KNT Web Desk
Supporters of the Khalistan movement, the majority of whom live in Canada, gathered in Brampton, Ontario, to vote “referendum” demanding an independent state of Khalistan to be created in India.
Reportedly, more than 1,10,000 Canadian Sikhs took part in voting, media reported.
The Khalistan supporters also demanded that Shimla, in Himachal Pradesh, be the capital of this imaginary country.
“Today, Canadians voted in the independence referendum to reclaim Shimla as the capital once Punjab is liberated from the Indian occupation. The voting in Punjab for the Khalistan Referendum will start from January 26, 2023, coinciding with India’s 74th Republic Day,” said SFJ’s Counsel General Gurpatwant Singh Pannun.
Canada is home to around a million Sikhs who strongly associate themselves with the Khalistani movement, which have led to rifts with India in the past. These Sikhs, it may be noted, are not Indian citizens, and most of them have been to Punjab.

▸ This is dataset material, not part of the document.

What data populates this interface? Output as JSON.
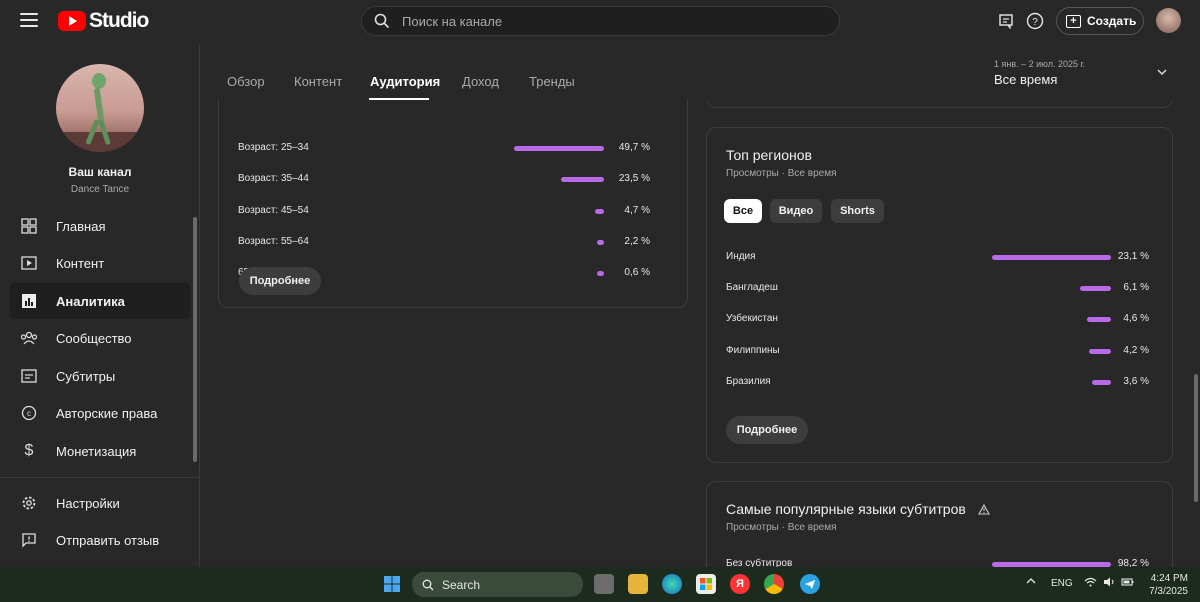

#Khalistan #Referendum Voting on September 18 @ the Gore Meadow Community Center To #Liberate #Punjab From #Indian Occupation. @Rajgill78478625 @GurpreetSSahota @Amarind57978178 @PoliticsPunj774 @vijaygajera @MajorPoonia @RNagothu @AskAnshul @Bha7at1_Shanka7 @Meerakati pic.twitter.com/6rPUgtVQu5
— Jagjeet Singh (@JagjeetInCAN) September 14, 2022
Earlier, the Canadian government refused to stop Canadian Sikhs from holding the Khalistan Referendum and linking it with a “peaceful and democratic process” within the legal parameters of the country’s laws.
On 23 June 1985, Canadian Sikh militants bombed Air India Flight 182, which disintegrated in mid-air en route from Montreal to London, at an altitude of 31,000 feet (9,400 m) over the Atlantic Ocean.
The remnants of the airliner fell into the ocean approximately 190 kilometers (120 miles) off the coast of Ireland, killing all 329 people aboard, including 268 Canadian citizens, 27 British citizens, and 24 Indian citizens.
The bombing of Air India Flight 182 is the deadliest aviation incident in the history of Air India and was the world’s deadliest act of aviation militancy until the September 11 attacks in 2001.